Shore: Yeah. And he’s actually buried here in Phoenix. The other thing that I wanted to bring to events like Dispelling the Myths was to dig into the history of drag and put it into context. So we explored the theatrical background of where drag got started. I mean, in Shakespeare’s time, young men played so many of the roles that women would play.
Echo: For folks who want to contribute materials to the History Project, what’s the best way for them to reach out?
Shore: They can either contact me or reach out through the Phoenix Pride site. If you go under the Festivals and Events menu, there are three links at the bottom of the page to the project as well as to the Arizona Queer Archive and the BJ Bud Memorial Archives
Echo: Working as a historian, you get to come across all these tantalizing bits of history and lore. Digging into our state’s past, is there anything you’ve uncovered that’s changed how you perceive the culture here?
Shore: Yeah! Several years ago the BJ Bud Memorial Archives was kind of homeless. I was lucky enough to be able to find a space for it to reside in. And then we were pulling out all this stuff, and I was able to see all this material about these radicals from the ’70s and ’80s. I got to see what a rich, vibrant, and connected community there was. There were people putting on plays in their backyard, hosting bingos in their backyards for a variety of causes. It was interesting to see for me to see that there was this rich community and that now that we’re the fifth largest city in the country we still to see for me that there was this rich, vibrant community and as now we’re here the fifth largest city we still have a community.
So it’s a reminder to remember those that got us to this point. These stories, these pioneers, the challenges that have been faced by the LGBT community to get to this point where we’re in a moment of change where now we have gay marriage.
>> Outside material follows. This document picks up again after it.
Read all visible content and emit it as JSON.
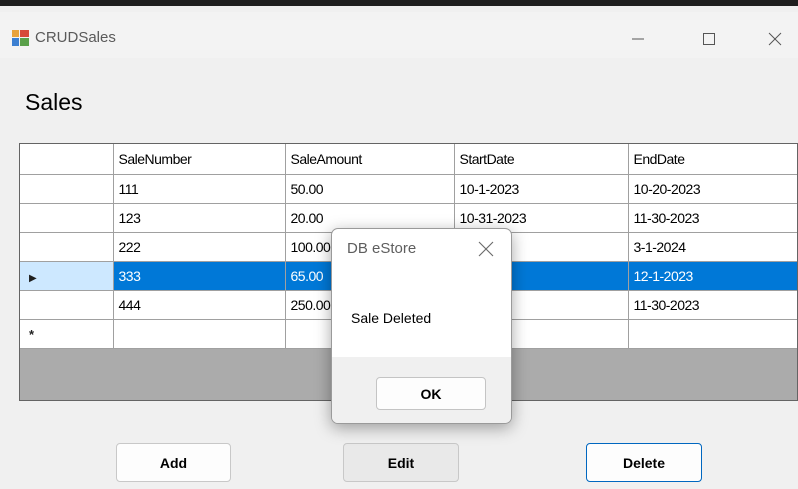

It’s about making sure that those pioneers do not get lost because without them we would be.